Yes. Sure, Nick. Let me take those. So, on the fiber build, as you noted, we were fortunate to have about a year head start that led us to an extensive RFP process where we diversified our supplier base in both materials and labor. For example, where we used to potentially have one labor partner working in the geography, now we will have multiple ones that both provide price protection, but also kind of resilience of the supply chain if one contractor runs into issues. Coupled with that RFP process was signing multiyear contracts with most of our key suppliers, both on labor and materials. We haven’t given a specific number, but we feel very well protected overall in the build, which gives us confidence to reiterate the $900 to $1,000 cost per passing even in the inflationary environment across the macro economy. So, that’s on the fiber build. And on churn, I think you are right. I think we – number one, we are getting better at churn and even if industry-wide moves, return to pre-pandemic levels, that may increase churn a bit but also creates more switching that would allow us in increasing total number of gross adds, and therefore, net adds. At the same time, we are working very hard to reduce our subscriber acquisition cost with more efficient channels to market. We are seeing those numbers trend down as we improve our digital capabilities. So, both of those things together lead to improved views of the economics. And as John mentioned, both make our Wave 2 and Wave 3 assets more valuable than we probably thought they were 9 months to 12 months ago.

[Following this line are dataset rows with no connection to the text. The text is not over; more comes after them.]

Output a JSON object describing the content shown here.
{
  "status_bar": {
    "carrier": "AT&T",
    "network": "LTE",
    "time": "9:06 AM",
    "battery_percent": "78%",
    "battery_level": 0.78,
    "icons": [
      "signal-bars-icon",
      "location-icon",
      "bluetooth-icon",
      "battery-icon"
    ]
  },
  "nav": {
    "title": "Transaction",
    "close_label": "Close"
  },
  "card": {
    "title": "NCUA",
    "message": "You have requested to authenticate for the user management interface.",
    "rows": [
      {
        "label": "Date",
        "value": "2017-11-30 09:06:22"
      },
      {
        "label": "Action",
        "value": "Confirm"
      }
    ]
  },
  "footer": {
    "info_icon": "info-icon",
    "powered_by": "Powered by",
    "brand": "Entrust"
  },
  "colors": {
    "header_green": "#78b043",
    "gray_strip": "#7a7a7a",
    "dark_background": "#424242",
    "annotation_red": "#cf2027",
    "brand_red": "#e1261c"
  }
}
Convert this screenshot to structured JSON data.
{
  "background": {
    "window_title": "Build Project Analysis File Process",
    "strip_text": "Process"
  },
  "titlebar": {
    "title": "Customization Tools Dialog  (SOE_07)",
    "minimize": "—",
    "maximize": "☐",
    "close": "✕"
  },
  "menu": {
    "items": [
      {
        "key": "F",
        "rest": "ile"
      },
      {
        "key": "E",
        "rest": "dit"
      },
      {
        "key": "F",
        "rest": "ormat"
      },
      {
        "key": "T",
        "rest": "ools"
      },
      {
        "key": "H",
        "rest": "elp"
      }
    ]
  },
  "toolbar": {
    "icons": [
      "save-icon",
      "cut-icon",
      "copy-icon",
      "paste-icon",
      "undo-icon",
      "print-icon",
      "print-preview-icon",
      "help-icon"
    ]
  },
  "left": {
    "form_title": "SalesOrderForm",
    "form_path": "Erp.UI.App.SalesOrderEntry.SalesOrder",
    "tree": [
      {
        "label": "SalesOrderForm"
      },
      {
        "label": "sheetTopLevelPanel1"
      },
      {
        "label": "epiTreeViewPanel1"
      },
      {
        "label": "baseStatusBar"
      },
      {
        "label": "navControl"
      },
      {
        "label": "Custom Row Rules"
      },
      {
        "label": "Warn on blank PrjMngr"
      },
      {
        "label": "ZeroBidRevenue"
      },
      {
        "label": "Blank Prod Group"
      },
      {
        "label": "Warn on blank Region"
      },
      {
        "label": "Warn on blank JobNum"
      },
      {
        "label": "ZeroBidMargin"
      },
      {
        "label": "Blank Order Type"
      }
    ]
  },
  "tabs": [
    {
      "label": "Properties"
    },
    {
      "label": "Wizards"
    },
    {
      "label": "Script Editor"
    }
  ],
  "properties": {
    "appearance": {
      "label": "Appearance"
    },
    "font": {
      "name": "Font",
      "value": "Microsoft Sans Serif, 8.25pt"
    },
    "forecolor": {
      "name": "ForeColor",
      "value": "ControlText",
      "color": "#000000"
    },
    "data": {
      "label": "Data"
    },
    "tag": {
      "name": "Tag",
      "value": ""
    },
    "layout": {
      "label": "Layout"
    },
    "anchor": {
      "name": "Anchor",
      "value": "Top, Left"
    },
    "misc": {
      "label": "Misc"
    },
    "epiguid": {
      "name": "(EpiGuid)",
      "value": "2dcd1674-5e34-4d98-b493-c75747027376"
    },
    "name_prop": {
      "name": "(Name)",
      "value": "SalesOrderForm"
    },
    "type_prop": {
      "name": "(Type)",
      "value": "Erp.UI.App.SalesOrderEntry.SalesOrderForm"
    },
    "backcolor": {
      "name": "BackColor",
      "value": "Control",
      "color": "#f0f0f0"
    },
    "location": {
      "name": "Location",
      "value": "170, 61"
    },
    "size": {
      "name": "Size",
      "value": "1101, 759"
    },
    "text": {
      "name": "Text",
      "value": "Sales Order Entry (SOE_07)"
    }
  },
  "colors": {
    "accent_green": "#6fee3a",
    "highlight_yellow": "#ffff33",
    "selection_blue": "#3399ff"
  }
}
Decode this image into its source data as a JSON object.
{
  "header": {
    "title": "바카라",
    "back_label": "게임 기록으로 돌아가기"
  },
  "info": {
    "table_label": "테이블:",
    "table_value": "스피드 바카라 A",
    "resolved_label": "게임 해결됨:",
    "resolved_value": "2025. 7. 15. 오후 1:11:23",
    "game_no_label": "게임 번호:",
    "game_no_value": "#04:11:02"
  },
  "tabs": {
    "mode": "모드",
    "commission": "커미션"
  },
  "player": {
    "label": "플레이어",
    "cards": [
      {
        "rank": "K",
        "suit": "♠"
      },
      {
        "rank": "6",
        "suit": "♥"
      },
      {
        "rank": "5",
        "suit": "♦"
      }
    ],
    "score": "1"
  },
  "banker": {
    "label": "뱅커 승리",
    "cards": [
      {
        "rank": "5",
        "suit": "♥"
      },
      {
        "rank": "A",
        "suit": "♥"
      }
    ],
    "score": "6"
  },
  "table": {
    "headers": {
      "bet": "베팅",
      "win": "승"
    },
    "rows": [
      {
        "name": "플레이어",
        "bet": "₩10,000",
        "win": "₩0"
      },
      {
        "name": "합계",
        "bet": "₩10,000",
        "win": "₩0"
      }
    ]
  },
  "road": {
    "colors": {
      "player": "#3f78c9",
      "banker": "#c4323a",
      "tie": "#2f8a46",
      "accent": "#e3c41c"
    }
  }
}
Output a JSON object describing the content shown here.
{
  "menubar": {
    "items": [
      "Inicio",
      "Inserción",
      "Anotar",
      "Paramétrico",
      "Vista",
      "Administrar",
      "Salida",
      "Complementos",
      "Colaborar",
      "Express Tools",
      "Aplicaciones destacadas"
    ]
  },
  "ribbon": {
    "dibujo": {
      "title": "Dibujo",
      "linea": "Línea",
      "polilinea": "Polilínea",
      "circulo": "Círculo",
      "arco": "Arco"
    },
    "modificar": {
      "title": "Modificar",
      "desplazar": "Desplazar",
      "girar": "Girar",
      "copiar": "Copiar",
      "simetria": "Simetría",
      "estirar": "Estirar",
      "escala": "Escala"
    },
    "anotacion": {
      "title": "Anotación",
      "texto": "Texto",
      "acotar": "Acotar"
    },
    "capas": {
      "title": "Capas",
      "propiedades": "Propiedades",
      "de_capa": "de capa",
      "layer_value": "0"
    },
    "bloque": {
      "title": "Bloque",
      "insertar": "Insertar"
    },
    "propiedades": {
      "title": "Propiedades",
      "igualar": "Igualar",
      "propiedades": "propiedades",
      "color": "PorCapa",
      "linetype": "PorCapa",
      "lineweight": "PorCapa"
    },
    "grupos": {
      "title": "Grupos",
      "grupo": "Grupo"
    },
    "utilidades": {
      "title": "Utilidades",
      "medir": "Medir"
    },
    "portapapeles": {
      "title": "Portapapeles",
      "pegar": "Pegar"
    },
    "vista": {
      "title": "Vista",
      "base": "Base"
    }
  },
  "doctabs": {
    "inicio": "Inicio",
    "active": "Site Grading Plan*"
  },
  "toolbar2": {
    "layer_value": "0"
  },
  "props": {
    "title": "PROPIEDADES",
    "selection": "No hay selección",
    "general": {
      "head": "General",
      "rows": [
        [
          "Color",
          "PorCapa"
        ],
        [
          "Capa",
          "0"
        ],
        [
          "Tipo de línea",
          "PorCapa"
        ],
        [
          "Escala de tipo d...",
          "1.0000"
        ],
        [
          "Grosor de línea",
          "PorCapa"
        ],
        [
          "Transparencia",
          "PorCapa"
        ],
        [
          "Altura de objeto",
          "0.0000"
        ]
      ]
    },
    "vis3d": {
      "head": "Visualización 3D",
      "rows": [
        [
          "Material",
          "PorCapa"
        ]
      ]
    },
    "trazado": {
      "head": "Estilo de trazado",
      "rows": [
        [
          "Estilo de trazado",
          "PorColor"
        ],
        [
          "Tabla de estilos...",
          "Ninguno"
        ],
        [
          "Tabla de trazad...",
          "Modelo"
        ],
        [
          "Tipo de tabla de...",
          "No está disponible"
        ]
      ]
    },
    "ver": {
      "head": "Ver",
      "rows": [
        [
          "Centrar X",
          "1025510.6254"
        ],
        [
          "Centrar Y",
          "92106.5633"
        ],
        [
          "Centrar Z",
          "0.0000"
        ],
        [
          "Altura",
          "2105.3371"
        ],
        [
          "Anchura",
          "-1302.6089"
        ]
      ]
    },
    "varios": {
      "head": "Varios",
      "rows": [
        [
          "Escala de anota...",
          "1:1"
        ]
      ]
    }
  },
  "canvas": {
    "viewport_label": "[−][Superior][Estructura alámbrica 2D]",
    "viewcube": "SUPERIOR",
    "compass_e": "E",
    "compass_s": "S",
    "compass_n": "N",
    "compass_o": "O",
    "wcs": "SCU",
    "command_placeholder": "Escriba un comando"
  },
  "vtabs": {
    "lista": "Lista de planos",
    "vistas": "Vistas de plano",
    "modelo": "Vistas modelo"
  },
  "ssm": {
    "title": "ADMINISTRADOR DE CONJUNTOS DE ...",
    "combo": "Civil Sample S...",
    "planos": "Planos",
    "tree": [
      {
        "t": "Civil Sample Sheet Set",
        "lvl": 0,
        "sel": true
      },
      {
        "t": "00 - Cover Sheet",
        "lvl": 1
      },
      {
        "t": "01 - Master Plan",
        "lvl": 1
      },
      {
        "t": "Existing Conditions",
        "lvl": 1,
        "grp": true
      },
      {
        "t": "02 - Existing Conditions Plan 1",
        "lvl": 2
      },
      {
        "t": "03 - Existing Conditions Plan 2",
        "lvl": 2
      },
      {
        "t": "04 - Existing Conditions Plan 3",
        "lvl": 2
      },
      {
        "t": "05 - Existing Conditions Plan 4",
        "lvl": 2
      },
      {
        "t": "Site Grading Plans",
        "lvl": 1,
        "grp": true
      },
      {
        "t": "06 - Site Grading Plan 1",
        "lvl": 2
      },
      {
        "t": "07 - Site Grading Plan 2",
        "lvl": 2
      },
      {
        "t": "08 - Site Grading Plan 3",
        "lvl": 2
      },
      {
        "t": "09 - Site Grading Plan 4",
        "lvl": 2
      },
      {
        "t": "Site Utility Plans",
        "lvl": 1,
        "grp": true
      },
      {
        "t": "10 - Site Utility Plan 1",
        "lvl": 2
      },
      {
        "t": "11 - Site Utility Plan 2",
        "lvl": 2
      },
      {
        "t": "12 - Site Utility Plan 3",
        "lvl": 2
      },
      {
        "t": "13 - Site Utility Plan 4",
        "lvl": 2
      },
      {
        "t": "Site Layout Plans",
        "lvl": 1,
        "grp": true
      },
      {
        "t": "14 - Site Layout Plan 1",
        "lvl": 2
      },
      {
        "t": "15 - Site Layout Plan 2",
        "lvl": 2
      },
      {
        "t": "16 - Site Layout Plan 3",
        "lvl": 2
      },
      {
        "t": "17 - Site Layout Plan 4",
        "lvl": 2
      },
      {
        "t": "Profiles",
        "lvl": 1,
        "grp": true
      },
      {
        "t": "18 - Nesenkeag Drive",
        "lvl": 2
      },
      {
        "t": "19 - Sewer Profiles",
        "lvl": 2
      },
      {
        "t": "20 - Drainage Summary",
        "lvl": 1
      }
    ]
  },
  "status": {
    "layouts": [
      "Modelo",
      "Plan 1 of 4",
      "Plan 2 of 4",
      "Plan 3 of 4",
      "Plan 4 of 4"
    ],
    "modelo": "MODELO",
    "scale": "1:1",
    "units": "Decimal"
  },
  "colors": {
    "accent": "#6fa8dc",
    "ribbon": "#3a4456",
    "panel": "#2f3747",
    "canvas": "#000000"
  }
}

Yes. Maybe Scott, if I can. Just one other point, Nick, when we started out and segregated the base fiber network from the expansion fiber network, really had two things in mind at that point. One was it’s very hard for you all to understand how we are doing if we have this blended pot of the legacy fiber and new fiber, the more we are pumping new fiber print into the equation, it dilutes our total penetration rate, which is understandable, but tricky to model and manage as you are trying understand how we are going. So, that was one reason just to give you clarity on how we are doing there. But the other side was we wanted to, both our own internal purposes as well as for you all externally, to have a proxy for what was possible at the terminal penetration levels. And what we are showing, I think in every quarter, improving our base penetration rate work to 42.4, 42.5. Here at end of the first quarter, is even in this low-churn environment, we are taking share. So, the combination of our improving our own share and the gross adds to net adds translation, as Scott described before, is pretty positive, but we are stimulating enough demand and an up clarity. It’s not just a – we show up with a new product and the first 10%, first 20% comes kind of easily because any choice is better than the one I have got now. This is a much different market. It’s a mature market with two incumbent providers. And in those cases, we are taking share every quarter. So, I think that should and will continue. And there is no reason why that should look different when we talk about the ultimate terminal penetration on the new fiber build.
Alright. Thanks Nick. That concludes our first quarter 2022 earnings call. Thanks everyone for joining us. We will talk to you soon. Thanks.
Thank you very much. You may now disconnect your lines.